Additionally, “Crime lab data for police evidence testing indicate a 186% increase in the number of cases positive for opioids statewide between 2002-2004 and 2018-2020, with increases in most counties. Publicly funded drug treatment admissions for opioids as the primary drug increased 257% statewide between 2002-2004 and 2013-2015 (the last year available), with increases in 38 of 39 counties. Drug-caused deaths involving opioids increased 71% statewide between 2003-2005 and 2018-2020, with increases in most counties. These increases in counts far exceed population growth.”

What Do These Guidelines Mean for Washington Providers?

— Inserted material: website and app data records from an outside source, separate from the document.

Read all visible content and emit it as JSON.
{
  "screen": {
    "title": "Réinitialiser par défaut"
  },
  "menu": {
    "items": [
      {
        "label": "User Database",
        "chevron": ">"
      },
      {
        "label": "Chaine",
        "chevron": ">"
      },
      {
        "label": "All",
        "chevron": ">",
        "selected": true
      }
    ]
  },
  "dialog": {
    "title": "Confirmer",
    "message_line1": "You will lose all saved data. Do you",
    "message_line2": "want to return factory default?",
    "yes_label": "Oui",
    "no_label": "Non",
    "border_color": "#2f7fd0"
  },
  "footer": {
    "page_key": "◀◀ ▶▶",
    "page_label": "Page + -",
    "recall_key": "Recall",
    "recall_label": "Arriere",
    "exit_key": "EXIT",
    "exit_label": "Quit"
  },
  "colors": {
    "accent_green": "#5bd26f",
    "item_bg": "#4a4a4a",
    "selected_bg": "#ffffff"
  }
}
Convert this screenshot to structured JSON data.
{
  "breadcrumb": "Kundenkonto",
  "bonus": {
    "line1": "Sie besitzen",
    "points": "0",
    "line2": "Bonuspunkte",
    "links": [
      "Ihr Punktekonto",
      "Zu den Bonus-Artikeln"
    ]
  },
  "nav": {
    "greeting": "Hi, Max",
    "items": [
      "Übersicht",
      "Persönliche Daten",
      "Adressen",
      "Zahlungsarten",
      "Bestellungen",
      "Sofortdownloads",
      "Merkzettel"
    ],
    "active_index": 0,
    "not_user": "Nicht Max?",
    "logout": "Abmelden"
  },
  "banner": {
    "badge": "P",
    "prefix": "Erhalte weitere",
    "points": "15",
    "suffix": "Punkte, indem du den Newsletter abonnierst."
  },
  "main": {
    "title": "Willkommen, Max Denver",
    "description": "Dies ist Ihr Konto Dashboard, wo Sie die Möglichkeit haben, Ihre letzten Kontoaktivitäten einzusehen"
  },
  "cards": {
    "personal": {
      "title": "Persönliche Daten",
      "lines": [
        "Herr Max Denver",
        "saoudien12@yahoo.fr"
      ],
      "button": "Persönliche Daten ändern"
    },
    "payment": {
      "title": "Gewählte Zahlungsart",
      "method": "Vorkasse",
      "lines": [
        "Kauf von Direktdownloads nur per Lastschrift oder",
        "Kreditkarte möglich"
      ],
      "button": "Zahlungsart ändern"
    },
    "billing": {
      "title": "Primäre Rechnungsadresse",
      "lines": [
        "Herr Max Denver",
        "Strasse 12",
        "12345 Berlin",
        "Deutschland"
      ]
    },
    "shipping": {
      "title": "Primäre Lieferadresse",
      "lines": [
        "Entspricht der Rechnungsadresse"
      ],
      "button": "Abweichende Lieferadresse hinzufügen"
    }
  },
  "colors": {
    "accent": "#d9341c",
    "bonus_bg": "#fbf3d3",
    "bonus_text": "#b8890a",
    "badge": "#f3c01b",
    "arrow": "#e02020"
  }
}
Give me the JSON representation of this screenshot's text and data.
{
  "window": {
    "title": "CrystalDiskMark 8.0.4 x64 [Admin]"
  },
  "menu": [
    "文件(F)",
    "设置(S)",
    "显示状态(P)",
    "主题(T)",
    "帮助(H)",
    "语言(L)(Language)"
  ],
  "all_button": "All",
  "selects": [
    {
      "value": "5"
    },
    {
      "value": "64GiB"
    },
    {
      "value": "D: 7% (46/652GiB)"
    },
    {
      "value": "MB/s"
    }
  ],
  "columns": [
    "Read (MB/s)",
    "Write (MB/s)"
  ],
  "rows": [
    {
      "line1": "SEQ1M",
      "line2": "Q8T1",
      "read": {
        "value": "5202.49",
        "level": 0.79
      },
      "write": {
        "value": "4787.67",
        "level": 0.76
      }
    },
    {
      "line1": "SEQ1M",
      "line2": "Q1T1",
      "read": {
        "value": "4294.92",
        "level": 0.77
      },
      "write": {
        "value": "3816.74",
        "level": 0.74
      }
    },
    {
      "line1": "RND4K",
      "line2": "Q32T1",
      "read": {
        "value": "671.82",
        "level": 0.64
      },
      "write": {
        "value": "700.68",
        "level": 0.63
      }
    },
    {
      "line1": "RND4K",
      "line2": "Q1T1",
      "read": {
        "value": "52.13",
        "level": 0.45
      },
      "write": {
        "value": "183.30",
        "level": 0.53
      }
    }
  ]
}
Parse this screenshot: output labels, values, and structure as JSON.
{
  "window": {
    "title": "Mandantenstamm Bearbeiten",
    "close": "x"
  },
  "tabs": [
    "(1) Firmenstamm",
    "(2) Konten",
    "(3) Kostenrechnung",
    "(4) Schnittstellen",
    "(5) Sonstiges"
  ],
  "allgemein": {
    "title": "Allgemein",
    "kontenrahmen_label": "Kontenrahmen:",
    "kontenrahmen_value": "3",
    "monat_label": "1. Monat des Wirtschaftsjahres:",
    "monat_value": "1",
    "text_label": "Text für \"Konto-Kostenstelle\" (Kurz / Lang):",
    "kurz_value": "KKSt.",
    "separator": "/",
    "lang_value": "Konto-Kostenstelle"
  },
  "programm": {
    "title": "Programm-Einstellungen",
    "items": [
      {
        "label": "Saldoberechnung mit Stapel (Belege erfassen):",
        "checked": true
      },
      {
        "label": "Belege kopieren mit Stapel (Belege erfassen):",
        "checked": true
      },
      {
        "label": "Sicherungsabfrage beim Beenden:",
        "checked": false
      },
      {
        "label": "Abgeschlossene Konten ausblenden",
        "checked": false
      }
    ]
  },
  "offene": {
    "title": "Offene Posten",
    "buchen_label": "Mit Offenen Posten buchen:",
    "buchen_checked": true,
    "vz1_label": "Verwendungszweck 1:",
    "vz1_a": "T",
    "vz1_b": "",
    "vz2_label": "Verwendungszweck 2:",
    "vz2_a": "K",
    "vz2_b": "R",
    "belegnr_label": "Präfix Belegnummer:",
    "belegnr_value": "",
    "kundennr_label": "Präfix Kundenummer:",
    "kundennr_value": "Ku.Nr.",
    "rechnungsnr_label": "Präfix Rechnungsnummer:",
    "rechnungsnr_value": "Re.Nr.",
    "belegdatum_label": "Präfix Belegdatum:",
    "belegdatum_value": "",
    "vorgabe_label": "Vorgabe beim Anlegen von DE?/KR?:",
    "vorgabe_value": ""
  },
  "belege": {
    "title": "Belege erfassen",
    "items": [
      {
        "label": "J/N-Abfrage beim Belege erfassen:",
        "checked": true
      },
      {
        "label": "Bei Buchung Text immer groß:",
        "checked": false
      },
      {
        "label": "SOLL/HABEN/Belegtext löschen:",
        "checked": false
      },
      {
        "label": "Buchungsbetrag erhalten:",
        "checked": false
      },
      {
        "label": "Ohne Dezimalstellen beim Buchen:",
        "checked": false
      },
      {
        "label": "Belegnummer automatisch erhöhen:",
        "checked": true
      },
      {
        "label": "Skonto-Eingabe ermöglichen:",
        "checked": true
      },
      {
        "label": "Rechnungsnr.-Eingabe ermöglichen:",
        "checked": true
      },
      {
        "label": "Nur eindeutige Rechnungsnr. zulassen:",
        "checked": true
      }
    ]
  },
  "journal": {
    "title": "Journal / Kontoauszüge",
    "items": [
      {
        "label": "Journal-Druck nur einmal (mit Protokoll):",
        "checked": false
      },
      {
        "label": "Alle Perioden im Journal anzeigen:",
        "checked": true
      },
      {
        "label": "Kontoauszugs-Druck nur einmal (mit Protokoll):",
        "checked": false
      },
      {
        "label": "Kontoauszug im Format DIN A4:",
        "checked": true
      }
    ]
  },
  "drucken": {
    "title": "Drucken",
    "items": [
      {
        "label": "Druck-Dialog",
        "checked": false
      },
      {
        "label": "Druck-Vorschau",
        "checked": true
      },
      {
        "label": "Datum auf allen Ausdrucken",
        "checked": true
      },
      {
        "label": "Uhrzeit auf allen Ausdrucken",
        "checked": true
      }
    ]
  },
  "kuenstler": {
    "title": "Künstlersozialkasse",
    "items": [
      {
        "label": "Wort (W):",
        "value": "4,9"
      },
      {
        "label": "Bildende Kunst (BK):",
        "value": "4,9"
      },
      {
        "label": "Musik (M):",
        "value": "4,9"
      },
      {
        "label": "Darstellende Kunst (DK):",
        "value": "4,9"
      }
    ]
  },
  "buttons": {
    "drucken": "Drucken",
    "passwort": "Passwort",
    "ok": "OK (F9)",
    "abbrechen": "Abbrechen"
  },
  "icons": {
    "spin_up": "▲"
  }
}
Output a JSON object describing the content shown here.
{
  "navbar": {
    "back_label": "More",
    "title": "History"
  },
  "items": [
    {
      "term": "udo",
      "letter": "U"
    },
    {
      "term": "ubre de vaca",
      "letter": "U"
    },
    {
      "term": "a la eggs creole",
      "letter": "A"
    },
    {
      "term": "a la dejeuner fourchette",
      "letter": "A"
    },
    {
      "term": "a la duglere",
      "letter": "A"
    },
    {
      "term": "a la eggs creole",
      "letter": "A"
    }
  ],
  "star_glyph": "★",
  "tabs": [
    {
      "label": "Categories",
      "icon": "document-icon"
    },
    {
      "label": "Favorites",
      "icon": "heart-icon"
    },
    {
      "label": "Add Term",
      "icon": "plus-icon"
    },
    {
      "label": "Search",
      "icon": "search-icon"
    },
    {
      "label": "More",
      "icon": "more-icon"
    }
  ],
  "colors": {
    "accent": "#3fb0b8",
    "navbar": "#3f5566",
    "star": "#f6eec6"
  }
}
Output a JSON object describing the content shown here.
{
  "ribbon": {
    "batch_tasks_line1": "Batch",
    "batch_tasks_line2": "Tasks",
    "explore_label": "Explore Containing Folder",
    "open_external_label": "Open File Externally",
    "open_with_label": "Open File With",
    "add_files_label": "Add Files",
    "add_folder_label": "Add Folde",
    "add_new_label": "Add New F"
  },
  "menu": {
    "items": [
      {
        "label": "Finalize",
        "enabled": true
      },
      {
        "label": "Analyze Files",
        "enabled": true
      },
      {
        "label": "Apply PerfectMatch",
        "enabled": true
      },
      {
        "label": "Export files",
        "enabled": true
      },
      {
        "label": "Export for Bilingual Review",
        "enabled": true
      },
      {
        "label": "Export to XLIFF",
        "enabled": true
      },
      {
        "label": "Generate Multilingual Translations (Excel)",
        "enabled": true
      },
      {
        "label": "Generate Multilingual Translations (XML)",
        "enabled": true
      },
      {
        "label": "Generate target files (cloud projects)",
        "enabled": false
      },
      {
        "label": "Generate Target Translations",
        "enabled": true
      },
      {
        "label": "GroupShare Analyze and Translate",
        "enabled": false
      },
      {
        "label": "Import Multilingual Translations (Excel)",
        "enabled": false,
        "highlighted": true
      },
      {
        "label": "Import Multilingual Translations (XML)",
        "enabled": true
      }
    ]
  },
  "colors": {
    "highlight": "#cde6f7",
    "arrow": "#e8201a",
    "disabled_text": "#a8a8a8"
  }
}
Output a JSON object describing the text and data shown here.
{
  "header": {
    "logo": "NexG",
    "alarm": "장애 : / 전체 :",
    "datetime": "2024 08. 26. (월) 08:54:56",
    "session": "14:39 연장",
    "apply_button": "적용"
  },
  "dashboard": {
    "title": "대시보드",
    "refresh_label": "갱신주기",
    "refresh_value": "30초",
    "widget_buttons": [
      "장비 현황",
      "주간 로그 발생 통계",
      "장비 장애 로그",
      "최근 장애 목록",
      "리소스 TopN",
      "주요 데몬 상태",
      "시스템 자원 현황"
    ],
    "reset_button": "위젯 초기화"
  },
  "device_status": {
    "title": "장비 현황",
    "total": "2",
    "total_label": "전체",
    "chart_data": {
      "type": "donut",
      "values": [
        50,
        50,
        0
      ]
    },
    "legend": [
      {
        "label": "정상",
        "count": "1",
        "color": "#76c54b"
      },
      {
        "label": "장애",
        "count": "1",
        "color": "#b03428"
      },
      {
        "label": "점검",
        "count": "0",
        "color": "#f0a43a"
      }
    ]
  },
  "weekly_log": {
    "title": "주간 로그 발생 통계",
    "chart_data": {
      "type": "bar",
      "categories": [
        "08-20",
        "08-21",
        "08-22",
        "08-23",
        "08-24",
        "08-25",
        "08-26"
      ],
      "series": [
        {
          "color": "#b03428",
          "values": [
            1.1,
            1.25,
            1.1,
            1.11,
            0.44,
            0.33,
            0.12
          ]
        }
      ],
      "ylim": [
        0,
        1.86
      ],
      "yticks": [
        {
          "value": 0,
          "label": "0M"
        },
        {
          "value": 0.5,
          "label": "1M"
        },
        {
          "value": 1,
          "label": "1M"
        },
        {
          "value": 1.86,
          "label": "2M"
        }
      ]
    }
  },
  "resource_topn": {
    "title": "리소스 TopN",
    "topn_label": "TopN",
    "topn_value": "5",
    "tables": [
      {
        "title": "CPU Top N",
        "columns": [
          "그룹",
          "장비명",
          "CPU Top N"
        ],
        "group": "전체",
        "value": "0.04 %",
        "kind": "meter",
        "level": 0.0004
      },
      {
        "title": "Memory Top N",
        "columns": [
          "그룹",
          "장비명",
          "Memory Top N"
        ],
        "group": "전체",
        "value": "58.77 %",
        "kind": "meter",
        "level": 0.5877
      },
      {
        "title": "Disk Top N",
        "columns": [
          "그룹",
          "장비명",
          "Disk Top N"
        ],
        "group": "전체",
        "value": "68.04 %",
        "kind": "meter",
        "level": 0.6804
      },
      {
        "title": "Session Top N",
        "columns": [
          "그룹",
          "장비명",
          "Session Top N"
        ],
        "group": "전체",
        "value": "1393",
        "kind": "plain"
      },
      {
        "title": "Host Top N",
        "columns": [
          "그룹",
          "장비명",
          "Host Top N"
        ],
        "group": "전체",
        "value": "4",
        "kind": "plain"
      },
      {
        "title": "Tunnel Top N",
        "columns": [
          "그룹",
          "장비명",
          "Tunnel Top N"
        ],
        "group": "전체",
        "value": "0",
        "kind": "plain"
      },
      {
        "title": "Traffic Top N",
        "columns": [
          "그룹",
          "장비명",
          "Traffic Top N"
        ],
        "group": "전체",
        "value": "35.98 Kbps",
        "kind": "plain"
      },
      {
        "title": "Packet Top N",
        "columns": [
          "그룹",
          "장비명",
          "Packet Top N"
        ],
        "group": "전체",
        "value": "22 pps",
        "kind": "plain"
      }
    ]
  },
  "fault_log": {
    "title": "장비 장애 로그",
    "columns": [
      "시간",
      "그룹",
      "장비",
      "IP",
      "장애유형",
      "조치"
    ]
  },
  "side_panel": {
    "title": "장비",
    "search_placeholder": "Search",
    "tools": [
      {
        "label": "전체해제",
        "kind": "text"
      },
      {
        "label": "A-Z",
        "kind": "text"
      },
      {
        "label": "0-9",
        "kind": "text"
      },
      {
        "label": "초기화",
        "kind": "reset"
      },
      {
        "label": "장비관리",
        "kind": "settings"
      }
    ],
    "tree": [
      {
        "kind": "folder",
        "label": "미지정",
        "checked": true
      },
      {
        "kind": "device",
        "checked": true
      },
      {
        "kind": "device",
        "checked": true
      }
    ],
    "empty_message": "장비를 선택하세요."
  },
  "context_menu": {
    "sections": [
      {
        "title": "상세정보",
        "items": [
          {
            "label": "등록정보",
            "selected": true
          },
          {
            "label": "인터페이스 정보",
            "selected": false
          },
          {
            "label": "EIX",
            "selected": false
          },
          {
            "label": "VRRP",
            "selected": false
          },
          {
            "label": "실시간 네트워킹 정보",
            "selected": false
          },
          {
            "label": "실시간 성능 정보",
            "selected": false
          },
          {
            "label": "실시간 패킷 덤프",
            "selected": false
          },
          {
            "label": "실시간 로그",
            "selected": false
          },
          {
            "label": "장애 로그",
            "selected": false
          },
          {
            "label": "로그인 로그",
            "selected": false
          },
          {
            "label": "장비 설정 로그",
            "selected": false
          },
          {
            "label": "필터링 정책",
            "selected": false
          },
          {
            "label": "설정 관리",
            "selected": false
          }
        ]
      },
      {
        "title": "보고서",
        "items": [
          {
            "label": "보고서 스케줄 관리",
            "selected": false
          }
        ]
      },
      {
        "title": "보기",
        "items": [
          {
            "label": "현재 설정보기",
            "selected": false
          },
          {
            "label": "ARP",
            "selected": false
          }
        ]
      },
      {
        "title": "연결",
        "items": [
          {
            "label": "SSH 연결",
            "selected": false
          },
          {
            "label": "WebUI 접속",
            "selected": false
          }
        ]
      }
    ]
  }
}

The Washington State Department of Health provides a variety of opioid prescribing toolkits on their website, which include specific toolkits for the public/patient and specialties like dental, medical, nursing, osteopathic, podiatry, pharmacist.

Find the Right Opioid Prescribing Toolkit for You

The goal of these toolkits is to provide practitioners, providers, and other healthcare industry professionals with the information they need to understand current and future opioid-related requirements.

Find Additional Opioid Prescribing Resources

Things to Consider When Prescribing Opioids in Washington State

Patient health and well-being are a provider’s number one priority. No matter the state, law, rule or medical guidelines we encourage providers to consider the following these items when prescribing opioids in the state of Washington:

  1. Patient Risk Assessment & Stratification
  2. Controlled Substance Agreements
  3. PDMP Checks – What did the patient get?
  4. Toxicology Screening – What did the patient take?
  5. Pill Counts – What does the patient have left? 

DRUGSCAN’S Expertise in Washington Prescription Drug Monitoring

Given the rise in opioid-related deaths in Washington State, combined with updated policies in recent years, navigating the complexities of complying with laws and guidelines providers must follow can be tedious and frustrating. At DRUGSCAN, we specialize in a proactive approach to protecting patients and their providers who prescribe opioids with Prescription Drug Monitoring services. 

Toxicology screening is the only measure for monitoring patient opioid use that is objective and scientific in nature. Utilizing toxicology screening, we can measure what the patient actually took and how much of it is in their body. 

DRUGSCAN acts as an extension of the patient care team, helping providers in large hospital systems and private offices alike with tools necessary to safely distribute and monitor the delivery of opioids.

Contact us to learn about our testing services, like Prescription Drug Monitoring, that helps you make critical decisions regarding your patients, quickly and efficiently. 

prescription drug monitoring

Prescription Drug Monitoring

DRUGSCAN will partner with you as an extension of your patient care team to keep those who are using prescription medications safe.

Contact Our Expert Team